Exercise instructions: Once the pictures are set aside, print the records that follow exactly as written.

Records supplied START

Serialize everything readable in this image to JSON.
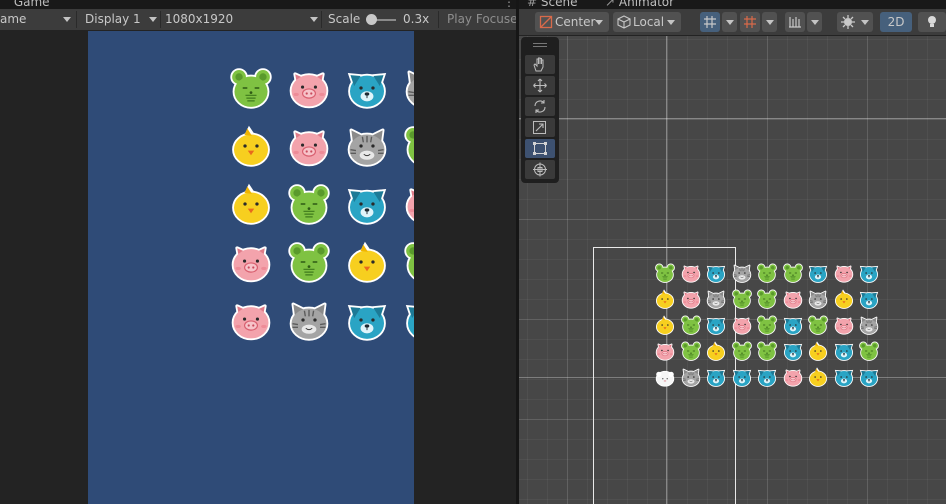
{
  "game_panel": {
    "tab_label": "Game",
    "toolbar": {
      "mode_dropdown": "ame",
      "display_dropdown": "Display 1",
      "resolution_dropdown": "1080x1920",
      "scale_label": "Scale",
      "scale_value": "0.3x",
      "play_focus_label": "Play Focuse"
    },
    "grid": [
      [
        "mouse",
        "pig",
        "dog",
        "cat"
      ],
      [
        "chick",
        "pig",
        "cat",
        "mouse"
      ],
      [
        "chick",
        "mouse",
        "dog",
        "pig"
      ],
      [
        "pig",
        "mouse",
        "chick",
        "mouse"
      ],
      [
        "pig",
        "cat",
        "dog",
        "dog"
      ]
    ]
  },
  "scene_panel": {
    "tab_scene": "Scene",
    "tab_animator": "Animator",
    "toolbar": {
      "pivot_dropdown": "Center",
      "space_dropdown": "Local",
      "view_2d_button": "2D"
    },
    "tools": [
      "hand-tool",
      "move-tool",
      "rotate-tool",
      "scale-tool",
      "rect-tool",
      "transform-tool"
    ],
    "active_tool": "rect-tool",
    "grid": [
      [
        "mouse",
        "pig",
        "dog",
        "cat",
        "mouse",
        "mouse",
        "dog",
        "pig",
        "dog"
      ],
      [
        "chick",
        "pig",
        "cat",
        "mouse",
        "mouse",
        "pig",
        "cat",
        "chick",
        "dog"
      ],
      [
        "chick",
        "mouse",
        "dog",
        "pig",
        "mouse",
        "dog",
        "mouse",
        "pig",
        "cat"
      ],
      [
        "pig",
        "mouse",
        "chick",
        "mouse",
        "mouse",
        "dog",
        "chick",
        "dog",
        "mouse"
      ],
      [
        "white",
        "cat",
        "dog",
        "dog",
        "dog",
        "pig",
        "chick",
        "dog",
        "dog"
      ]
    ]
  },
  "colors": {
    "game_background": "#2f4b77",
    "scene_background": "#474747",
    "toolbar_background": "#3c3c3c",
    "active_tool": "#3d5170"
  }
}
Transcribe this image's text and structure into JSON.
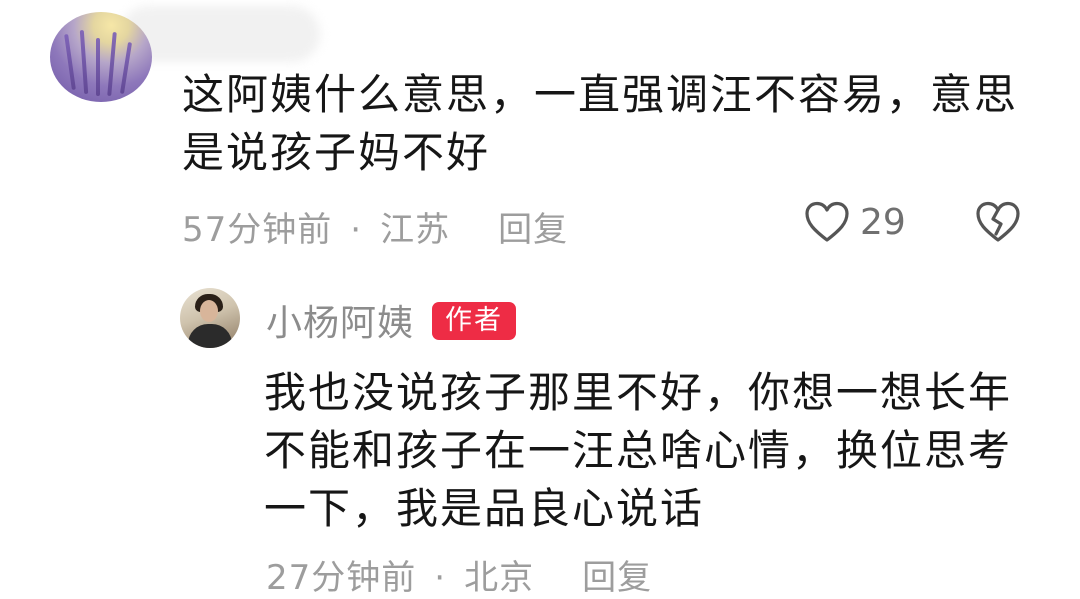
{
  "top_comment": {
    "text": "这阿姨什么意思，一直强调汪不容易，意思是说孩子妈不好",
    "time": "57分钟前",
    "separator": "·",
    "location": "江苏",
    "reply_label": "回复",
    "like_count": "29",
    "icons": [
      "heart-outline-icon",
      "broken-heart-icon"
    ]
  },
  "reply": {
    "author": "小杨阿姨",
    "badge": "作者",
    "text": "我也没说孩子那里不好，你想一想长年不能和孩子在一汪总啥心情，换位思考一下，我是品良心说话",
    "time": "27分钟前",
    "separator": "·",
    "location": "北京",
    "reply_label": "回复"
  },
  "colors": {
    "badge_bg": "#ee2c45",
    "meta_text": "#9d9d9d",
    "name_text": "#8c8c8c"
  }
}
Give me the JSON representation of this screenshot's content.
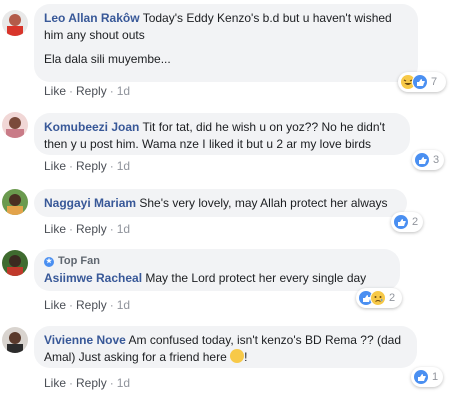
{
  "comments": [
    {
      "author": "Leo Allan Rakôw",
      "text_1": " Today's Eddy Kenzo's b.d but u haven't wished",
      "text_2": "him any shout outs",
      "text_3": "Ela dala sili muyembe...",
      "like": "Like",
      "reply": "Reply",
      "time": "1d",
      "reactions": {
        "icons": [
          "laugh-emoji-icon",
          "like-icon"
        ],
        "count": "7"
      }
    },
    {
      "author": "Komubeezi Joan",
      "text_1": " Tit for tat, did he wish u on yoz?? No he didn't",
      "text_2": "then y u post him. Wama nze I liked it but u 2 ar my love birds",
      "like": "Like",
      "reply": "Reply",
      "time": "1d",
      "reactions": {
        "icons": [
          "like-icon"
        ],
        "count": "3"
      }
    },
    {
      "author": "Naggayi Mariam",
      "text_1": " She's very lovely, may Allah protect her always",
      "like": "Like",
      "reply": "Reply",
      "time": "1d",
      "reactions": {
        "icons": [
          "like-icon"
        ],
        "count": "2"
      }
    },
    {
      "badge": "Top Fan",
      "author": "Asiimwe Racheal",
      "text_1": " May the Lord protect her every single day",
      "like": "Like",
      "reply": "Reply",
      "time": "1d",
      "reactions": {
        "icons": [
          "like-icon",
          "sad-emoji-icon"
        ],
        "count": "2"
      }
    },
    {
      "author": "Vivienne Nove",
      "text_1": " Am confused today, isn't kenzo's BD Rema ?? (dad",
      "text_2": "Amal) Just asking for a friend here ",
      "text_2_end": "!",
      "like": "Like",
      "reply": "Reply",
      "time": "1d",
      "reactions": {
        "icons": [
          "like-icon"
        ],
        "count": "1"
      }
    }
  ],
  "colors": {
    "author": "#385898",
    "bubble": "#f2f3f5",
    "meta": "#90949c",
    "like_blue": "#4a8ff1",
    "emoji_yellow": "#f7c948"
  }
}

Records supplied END

Final answer:
Serialize everything readable in this image to JSON.
{
  "game_panel": {
    "tab_label": "Game",
    "toolbar": {
      "mode_dropdown": "ame",
      "display_dropdown": "Display 1",
      "resolution_dropdown": "1080x1920",
      "scale_label": "Scale",
      "scale_value": "0.3x",
      "play_focus_label": "Play Focuse"
    },
    "grid": [
      [
        "mouse",
        "pig",
        "dog",
        "cat"
      ],
      [
        "chick",
        "pig",
        "cat",
        "mouse"
      ],
      [
        "chick",
        "mouse",
        "dog",
        "pig"
      ],
      [
        "pig",
        "mouse",
        "chick",
        "mouse"
      ],
      [
        "pig",
        "cat",
        "dog",
        "dog"
      ]
    ]
  },
  "scene_panel": {
    "tab_scene": "Scene",
    "tab_animator": "Animator",
    "toolbar": {
      "pivot_dropdown": "Center",
      "space_dropdown": "Local",
      "view_2d_button": "2D"
    },
    "tools": [
      "hand-tool",
      "move-tool",
      "rotate-tool",
      "scale-tool",
      "rect-tool",
      "transform-tool"
    ],
    "active_tool": "rect-tool",
    "grid": [
      [
        "mouse",
        "pig",
        "dog",
        "cat",
        "mouse",
        "mouse",
        "dog",
        "pig",
        "dog"
      ],
      [
        "chick",
        "pig",
        "cat",
        "mouse",
        "mouse",
        "pig",
        "cat",
        "chick",
        "dog"
      ],
      [
        "chick",
        "mouse",
        "dog",
        "pig",
        "mouse",
        "dog",
        "mouse",
        "pig",
        "cat"
      ],
      [
        "pig",
        "mouse",
        "chick",
        "mouse",
        "mouse",
        "dog",
        "chick",
        "dog",
        "mouse"
      ],
      [
        "white",
        "cat",
        "dog",
        "dog",
        "dog",
        "pig",
        "chick",
        "dog",
        "dog"
      ]
    ]
  },
  "colors": {
    "game_background": "#2f4b77",
    "scene_background": "#474747",
    "toolbar_background": "#3c3c3c",
    "active_tool": "#3d5170"
  }
}
Transcribe this image's text and structure into JSON.
{
  "top_comment": {
    "text": "这阿姨什么意思，一直强调汪不容易，意思是说孩子妈不好",
    "time": "57分钟前",
    "separator": "·",
    "location": "江苏",
    "reply_label": "回复",
    "like_count": "29",
    "icons": [
      "heart-outline-icon",
      "broken-heart-icon"
    ]
  },
  "reply": {
    "author": "小杨阿姨",
    "badge": "作者",
    "text": "我也没说孩子那里不好，你想一想长年不能和孩子在一汪总啥心情，换位思考一下，我是品良心说话",
    "time": "27分钟前",
    "separator": "·",
    "location": "北京",
    "reply_label": "回复"
  },
  "colors": {
    "badge_bg": "#ee2c45",
    "meta_text": "#9d9d9d",
    "name_text": "#8c8c8c"
  }
}
Give me the JSON representation of this screenshot's content.
{
  "comments": [
    {
      "author": "Leo Allan Rakôw",
      "text_1": " Today's Eddy Kenzo's b.d but u haven't wished",
      "text_2": "him any shout outs",
      "text_3": "Ela dala sili muyembe...",
      "like": "Like",
      "reply": "Reply",
      "time": "1d",
      "reactions": {
        "icons": [
          "laugh-emoji-icon",
          "like-icon"
        ],
        "count": "7"
      }
    },
    {
      "author": "Komubeezi Joan",
      "text_1": " Tit for tat, did he wish u on yoz?? No he didn't",
      "text_2": "then y u post him. Wama nze I liked it but u 2 ar my love birds",
      "like": "Like",
      "reply": "Reply",
      "time": "1d",
      "reactions": {
        "icons": [
          "like-icon"
        ],
        "count": "3"
      }
    },
    {
      "author": "Naggayi Mariam",
      "text_1": " She's very lovely, may Allah protect her always",
      "like": "Like",
      "reply": "Reply",
      "time": "1d",
      "reactions": {
        "icons": [
          "like-icon"
        ],
        "count": "2"
      }
    },
    {
      "badge": "Top Fan",
      "author": "Asiimwe Racheal",
      "text_1": " May the Lord protect her every single day",
      "like": "Like",
      "reply": "Reply",
      "time": "1d",
      "reactions": {
        "icons": [
          "like-icon",
          "sad-emoji-icon"
        ],
        "count": "2"
      }
    },
    {
      "author": "Vivienne Nove",
      "text_1": " Am confused today, isn't kenzo's BD Rema ?? (dad",
      "text_2": "Amal) Just asking for a friend here ",
      "text_2_end": "!",
      "like": "Like",
      "reply": "Reply",
      "time": "1d",
      "reactions": {
        "icons": [
          "like-icon"
        ],
        "count": "1"
      }
    }
  ],
  "colors": {
    "author": "#385898",
    "bubble": "#f2f3f5",
    "meta": "#90949c",
    "like_blue": "#4a8ff1",
    "emoji_yellow": "#f7c948"
  }
}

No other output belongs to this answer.